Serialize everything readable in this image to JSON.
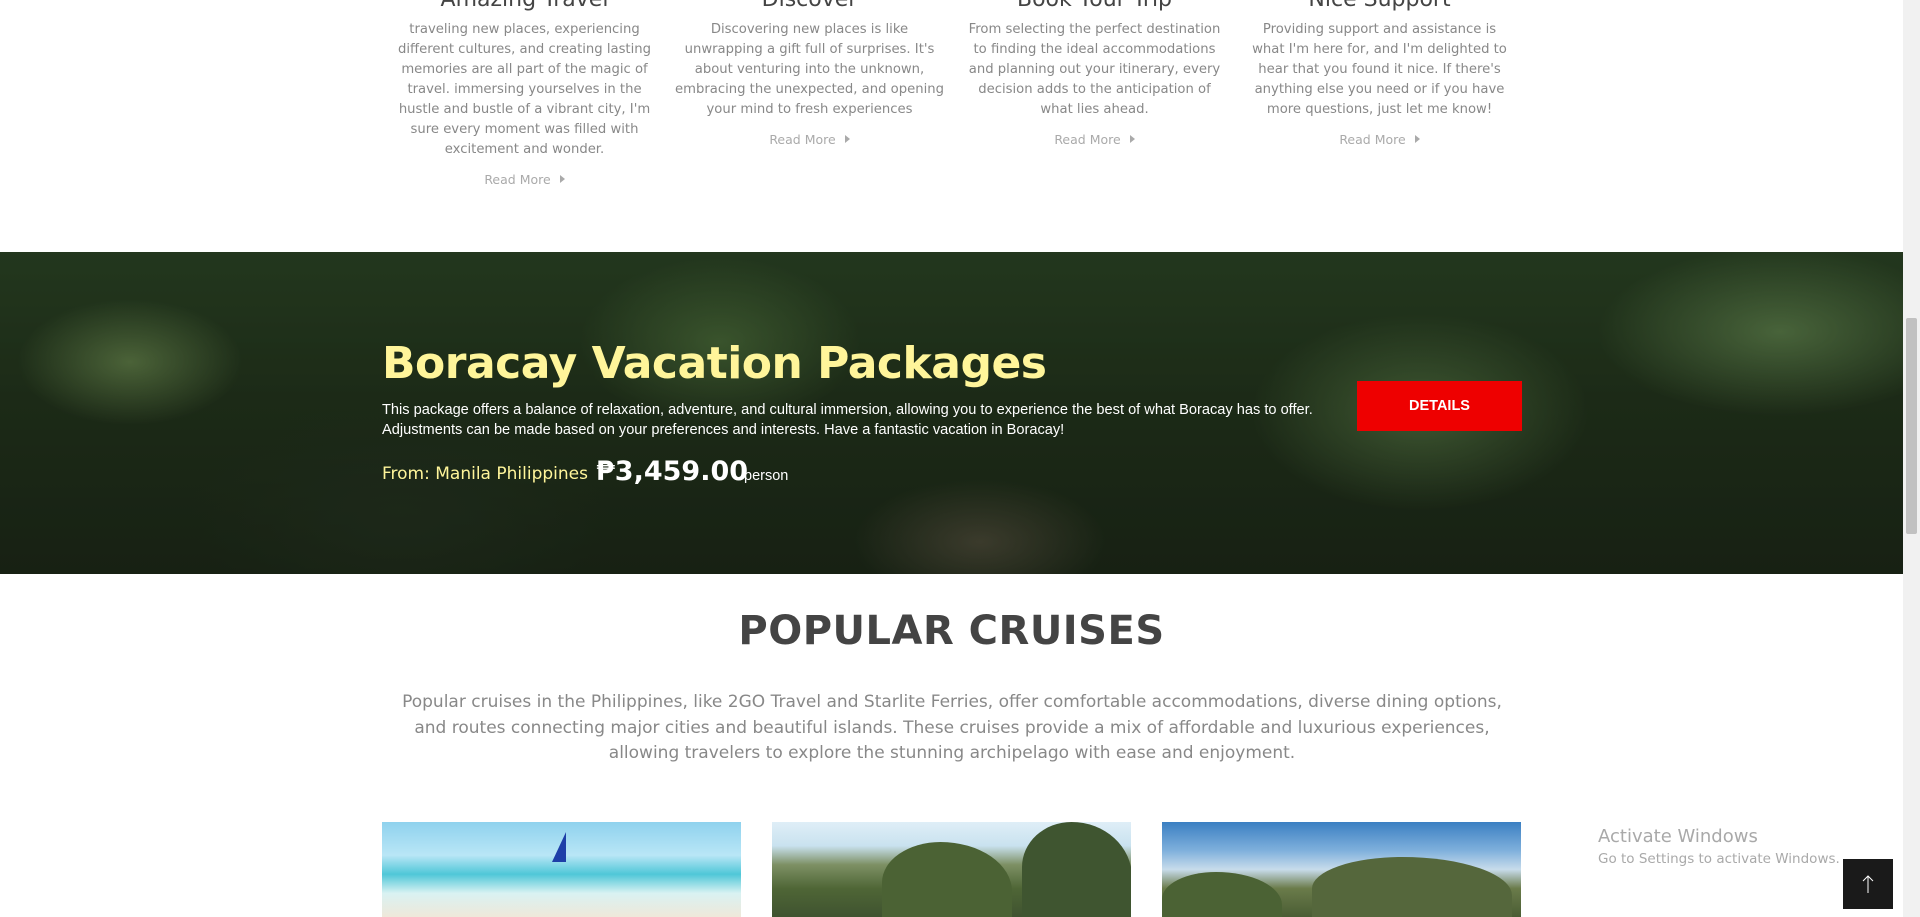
{
  "features": [
    {
      "title": "Amazing Travel",
      "text": "traveling new places, experiencing different cultures, and creating lasting memories are all part of the magic of travel. immersing yourselves in the hustle and bustle of a vibrant city, I'm sure every moment was filled with excitement and wonder.",
      "link": "Read More"
    },
    {
      "title": "Discover",
      "text": "Discovering new places is like unwrapping a gift full of surprises. It's about venturing into the unknown, embracing the unexpected, and opening your mind to fresh experiences",
      "link": "Read More"
    },
    {
      "title": "Book Your Trip",
      "text": "From selecting the perfect destination to finding the ideal accommodations and planning out your itinerary, every decision adds to the anticipation of what lies ahead.",
      "link": "Read More"
    },
    {
      "title": "Nice Support",
      "text": "Providing support and assistance is what I'm here for, and I'm delighted to hear that you found it nice. If there's anything else you need or if you have more questions, just let me know!",
      "link": "Read More"
    }
  ],
  "banner": {
    "title": "Boracay Vacation Packages",
    "description": "This package offers a balance of relaxation, adventure, and cultural immersion, allowing you to experience the best of what Boracay has to offer. Adjustments can be made based on your preferences and interests. Have a fantastic vacation in Boracay!",
    "from": "From: Manila Philippines",
    "price": "₱3,459.00",
    "per": "person",
    "button": "DETAILS",
    "title_color": "#fff59a",
    "button_color": "#ee0000"
  },
  "cruises": {
    "title": "POPULAR CRUISES",
    "description": "Popular cruises in the Philippines, like 2GO Travel and Starlite Ferries, offer comfortable accommodations, diverse dining options, and routes connecting major cities and beautiful islands. These cruises provide a mix of affordable and luxurious experiences, allowing travelers to explore the stunning archipelago with ease and enjoyment."
  },
  "watermark": {
    "line1": "Activate Windows",
    "line2": "Go to Settings to activate Windows."
  },
  "back_to_top": {
    "icon": "arrow-up-icon"
  }
}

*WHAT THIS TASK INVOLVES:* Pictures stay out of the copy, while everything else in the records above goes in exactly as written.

*ANSWER TO THE PROBLEM:*
Serialize everything readable in this image to JSON.
{
  "features": [
    {
      "title": "Amazing Travel",
      "text": "traveling new places, experiencing different cultures, and creating lasting memories are all part of the magic of travel. immersing yourselves in the hustle and bustle of a vibrant city, I'm sure every moment was filled with excitement and wonder.",
      "link": "Read More"
    },
    {
      "title": "Discover",
      "text": "Discovering new places is like unwrapping a gift full of surprises. It's about venturing into the unknown, embracing the unexpected, and opening your mind to fresh experiences",
      "link": "Read More"
    },
    {
      "title": "Book Your Trip",
      "text": "From selecting the perfect destination to finding the ideal accommodations and planning out your itinerary, every decision adds to the anticipation of what lies ahead.",
      "link": "Read More"
    },
    {
      "title": "Nice Support",
      "text": "Providing support and assistance is what I'm here for, and I'm delighted to hear that you found it nice. If there's anything else you need or if you have more questions, just let me know!",
      "link": "Read More"
    }
  ],
  "banner": {
    "title": "Boracay Vacation Packages",
    "description": "This package offers a balance of relaxation, adventure, and cultural immersion, allowing you to experience the best of what Boracay has to offer. Adjustments can be made based on your preferences and interests. Have a fantastic vacation in Boracay!",
    "from": "From: Manila Philippines",
    "price": "₱3,459.00",
    "per": "person",
    "button": "DETAILS",
    "title_color": "#fff59a",
    "button_color": "#ee0000"
  },
  "cruises": {
    "title": "POPULAR CRUISES",
    "description": "Popular cruises in the Philippines, like 2GO Travel and Starlite Ferries, offer comfortable accommodations, diverse dining options, and routes connecting major cities and beautiful islands. These cruises provide a mix of affordable and luxurious experiences, allowing travelers to explore the stunning archipelago with ease and enjoyment."
  },
  "watermark": {
    "line1": "Activate Windows",
    "line2": "Go to Settings to activate Windows."
  },
  "back_to_top": {
    "icon": "arrow-up-icon"
  }
}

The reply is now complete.